Of course you can’t mention free streaming without talking about YouTube – it is now the first port of call for so many people wanting to listen to music. The report claims that “34% of music streamers won’t pay for music because they get all they need for free from YouTube… YouTube quite simply sucks too much of the oxygen out of the competitive marketplace for premium services to compete effectively.” Google are soon to be launching a premium, subscription-based version of YouTube – mostly to appease the major labels it seems – but how many people will realistically be prepared to pay for a service that they are so used to getting for free? No matter the incentives offered, it still seems like getting people to pay for YouTube will be a hard sell.

So it looks as though we are certainly heading for a streaming based music industry – at least in the medium to long term. It remains to be seen whether this will ever be a model that can adequately support artists in terms of revenues however. There are certainly challenges ahead. So what about DJing? If we are moving over to subscription based music ownership, what are the options for DJs wanting to work in this way?

Apps such as Algoriddim’s ‘Djay’ now offer direct Spotify integration, giving users of the app access to over 20 million tracks that they can pull straight into their sets – providing they have a Spotify premium account.



If the rest of the industry is heading in this direction, it does seem inevitable that the DJs of the future will work in this way. Of course the same problems exist in terms of paying royalties to artists at a level that will enable them to keep working. There are technological issues here as well, meaning that this concept becoming widespread could still be a few years off.  Would you currently want to rely on a Wifi connection in a club? What happens if the signal drops off mid-set? Even if the Wifi is trouble-free, the 320kbps mp3s – the highest quality offered by Spotify – just don’t cut it on the biggest club sound systems. Subscription services such as Deezer have recently started offering lossless formats such as wavs for streaming, but you need a very good internet connection to not suffer buffering problems at this stage.

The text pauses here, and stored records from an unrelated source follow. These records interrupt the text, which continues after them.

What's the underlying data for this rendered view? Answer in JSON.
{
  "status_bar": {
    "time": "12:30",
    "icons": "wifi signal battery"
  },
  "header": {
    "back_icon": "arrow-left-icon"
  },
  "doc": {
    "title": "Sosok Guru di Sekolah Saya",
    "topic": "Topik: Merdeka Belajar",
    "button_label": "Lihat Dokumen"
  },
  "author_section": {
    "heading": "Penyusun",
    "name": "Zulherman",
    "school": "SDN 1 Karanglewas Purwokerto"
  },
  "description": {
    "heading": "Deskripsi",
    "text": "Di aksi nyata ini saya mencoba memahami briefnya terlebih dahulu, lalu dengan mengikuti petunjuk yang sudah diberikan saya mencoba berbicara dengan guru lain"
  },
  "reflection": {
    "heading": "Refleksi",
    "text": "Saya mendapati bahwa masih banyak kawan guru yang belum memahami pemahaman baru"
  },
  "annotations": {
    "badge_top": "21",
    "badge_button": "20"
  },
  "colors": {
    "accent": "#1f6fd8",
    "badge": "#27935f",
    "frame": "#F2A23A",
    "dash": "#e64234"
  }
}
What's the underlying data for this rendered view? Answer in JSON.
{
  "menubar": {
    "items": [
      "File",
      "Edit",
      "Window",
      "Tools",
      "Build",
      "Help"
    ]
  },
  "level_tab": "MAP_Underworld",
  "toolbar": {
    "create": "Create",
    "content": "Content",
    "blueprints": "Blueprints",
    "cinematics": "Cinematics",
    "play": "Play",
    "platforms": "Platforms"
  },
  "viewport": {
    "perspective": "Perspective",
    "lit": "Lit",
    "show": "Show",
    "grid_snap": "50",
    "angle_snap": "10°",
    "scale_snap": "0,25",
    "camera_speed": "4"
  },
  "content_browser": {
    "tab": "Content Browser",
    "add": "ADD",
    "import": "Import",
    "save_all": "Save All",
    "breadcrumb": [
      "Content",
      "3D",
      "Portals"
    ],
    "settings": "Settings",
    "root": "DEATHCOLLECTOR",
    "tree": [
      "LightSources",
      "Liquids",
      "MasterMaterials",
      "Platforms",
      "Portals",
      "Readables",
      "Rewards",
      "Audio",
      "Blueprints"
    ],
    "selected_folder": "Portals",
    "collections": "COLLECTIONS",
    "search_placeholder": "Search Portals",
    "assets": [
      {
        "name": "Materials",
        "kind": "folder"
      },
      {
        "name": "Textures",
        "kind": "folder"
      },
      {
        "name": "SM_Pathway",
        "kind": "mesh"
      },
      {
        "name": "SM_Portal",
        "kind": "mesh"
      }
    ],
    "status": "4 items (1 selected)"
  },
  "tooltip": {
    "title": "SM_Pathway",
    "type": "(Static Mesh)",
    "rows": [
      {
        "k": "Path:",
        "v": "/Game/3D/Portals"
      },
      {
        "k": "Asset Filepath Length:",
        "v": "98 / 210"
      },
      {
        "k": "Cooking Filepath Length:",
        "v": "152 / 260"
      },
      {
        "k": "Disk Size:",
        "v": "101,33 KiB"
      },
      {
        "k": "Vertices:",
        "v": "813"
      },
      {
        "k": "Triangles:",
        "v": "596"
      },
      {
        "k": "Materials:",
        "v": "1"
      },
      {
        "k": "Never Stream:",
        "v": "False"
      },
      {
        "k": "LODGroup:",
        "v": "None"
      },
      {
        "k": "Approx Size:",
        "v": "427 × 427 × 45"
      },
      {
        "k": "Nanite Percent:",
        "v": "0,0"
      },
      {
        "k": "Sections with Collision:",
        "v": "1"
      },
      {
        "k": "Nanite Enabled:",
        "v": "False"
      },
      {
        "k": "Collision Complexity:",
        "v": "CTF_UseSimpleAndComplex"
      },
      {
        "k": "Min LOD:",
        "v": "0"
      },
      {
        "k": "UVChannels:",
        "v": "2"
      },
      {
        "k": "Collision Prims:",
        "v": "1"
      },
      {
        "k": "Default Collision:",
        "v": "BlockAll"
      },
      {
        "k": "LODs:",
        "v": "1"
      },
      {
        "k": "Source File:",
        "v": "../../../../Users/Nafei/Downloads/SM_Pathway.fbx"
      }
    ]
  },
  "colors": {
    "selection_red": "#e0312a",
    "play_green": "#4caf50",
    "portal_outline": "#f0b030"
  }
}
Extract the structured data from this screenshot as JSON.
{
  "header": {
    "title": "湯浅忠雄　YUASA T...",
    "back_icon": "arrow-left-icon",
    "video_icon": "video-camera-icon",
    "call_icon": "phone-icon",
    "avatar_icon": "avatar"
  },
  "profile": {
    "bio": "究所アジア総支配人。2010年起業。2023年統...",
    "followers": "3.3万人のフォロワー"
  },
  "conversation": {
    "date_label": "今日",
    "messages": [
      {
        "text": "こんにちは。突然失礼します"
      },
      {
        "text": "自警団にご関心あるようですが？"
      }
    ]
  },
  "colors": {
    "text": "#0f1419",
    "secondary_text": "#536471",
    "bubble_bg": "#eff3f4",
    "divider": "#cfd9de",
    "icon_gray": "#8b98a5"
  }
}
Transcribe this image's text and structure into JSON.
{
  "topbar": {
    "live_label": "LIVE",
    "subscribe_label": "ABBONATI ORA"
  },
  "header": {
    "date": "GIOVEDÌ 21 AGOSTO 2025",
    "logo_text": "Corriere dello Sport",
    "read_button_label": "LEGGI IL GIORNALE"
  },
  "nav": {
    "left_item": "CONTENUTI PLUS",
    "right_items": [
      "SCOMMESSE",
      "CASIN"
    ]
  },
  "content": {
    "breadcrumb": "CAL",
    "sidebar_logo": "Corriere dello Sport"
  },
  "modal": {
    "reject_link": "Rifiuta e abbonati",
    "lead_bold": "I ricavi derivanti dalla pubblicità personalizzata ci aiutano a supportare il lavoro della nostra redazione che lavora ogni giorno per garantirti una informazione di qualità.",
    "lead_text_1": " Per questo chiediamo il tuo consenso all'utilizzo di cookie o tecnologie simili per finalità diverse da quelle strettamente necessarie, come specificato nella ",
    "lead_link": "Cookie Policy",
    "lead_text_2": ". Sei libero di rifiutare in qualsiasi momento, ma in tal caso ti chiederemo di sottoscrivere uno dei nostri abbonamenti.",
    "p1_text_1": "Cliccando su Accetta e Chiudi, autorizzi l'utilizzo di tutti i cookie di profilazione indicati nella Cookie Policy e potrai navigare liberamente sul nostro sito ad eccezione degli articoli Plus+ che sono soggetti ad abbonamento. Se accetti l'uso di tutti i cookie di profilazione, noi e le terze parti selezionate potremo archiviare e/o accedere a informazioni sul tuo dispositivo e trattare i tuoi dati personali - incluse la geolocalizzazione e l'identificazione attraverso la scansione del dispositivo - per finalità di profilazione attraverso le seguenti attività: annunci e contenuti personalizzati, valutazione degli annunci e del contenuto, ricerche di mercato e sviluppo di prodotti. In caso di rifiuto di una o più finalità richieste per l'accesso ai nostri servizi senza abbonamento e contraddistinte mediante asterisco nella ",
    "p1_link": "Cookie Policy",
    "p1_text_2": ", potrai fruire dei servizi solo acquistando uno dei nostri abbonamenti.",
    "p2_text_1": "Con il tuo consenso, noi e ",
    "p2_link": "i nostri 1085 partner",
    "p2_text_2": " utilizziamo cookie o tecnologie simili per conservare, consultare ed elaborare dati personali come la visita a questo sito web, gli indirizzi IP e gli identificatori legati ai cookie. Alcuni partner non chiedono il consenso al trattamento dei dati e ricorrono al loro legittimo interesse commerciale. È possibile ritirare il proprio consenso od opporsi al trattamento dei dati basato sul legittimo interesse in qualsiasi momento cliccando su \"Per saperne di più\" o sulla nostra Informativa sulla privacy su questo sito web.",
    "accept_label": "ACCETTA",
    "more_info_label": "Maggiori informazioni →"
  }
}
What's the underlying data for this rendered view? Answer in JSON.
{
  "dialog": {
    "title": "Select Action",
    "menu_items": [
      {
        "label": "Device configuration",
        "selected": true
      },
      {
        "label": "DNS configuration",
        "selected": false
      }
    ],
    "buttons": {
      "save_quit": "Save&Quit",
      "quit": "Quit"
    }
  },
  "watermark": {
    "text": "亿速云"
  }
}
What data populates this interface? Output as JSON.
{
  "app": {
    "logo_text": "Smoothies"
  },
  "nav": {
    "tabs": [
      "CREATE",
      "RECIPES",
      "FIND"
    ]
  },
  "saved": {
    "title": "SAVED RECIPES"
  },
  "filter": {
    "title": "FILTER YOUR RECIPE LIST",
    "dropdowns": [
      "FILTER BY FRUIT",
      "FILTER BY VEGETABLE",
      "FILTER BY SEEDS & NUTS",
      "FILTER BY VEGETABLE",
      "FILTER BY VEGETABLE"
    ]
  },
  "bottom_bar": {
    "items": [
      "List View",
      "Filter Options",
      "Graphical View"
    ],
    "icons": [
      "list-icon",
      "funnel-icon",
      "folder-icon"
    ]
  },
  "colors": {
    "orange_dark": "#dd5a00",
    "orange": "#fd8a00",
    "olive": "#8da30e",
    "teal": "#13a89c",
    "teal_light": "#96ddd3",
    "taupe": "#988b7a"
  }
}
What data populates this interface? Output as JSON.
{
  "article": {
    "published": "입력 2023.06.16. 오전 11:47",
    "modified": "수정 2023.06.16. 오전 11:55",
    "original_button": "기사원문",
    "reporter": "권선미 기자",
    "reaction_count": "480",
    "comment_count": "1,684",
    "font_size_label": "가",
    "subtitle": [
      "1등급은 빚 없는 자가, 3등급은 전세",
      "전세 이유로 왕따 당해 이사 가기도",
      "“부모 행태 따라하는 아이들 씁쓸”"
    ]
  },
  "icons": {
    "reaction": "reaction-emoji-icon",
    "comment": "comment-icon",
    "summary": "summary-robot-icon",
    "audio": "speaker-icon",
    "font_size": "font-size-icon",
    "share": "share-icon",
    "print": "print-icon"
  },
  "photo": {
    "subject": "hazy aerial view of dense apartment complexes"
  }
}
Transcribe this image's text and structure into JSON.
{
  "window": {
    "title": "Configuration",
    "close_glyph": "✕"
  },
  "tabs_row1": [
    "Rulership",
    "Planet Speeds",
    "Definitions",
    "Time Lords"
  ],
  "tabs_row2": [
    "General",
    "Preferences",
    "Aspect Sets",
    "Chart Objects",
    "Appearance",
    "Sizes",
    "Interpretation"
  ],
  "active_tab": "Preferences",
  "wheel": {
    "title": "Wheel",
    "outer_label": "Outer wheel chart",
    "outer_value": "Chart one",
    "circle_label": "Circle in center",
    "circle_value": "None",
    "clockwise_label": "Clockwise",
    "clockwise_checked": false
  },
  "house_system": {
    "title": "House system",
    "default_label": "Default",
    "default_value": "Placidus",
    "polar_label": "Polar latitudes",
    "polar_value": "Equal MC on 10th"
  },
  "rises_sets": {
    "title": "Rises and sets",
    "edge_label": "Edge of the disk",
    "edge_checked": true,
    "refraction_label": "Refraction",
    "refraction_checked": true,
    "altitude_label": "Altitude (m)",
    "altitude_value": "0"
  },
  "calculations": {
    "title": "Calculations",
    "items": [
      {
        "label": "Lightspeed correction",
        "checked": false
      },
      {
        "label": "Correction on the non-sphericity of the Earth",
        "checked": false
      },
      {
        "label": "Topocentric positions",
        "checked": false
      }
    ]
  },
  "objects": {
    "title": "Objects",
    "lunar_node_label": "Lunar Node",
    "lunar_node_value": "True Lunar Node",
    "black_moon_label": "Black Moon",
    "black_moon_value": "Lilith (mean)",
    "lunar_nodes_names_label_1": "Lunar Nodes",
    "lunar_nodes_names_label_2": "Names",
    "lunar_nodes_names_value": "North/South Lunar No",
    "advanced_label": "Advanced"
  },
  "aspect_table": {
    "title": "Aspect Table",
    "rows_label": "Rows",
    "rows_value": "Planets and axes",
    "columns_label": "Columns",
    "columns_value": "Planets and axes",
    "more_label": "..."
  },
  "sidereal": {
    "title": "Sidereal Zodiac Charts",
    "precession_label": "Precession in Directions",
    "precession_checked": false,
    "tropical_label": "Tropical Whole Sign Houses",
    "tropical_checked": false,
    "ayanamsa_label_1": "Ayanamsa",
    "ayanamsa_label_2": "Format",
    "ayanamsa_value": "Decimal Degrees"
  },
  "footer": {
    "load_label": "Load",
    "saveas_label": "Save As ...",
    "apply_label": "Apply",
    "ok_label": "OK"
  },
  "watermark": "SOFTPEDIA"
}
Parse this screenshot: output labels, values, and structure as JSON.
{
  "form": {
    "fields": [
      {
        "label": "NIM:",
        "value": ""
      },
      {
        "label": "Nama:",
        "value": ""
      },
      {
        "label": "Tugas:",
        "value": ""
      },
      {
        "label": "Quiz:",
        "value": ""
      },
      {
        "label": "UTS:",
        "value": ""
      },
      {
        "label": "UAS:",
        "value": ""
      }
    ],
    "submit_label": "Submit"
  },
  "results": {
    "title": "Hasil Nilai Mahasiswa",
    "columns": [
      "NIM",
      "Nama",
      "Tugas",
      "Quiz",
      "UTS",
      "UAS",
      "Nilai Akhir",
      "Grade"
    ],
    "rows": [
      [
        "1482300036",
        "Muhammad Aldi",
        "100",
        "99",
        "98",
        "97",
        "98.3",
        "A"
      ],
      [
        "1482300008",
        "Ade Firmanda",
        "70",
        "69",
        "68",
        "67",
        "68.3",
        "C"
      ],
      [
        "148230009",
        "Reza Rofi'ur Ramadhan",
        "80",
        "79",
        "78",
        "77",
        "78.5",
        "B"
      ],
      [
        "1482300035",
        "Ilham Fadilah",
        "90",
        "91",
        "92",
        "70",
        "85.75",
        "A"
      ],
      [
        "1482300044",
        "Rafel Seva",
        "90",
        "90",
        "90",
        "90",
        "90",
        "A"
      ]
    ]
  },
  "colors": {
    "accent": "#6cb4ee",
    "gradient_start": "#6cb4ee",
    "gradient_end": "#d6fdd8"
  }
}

In conclusion, it looks as though streaming is future, and as producers and DJs we need to be very aware of the fact. However it does appear that, for DJs at least, we are not there quite yet.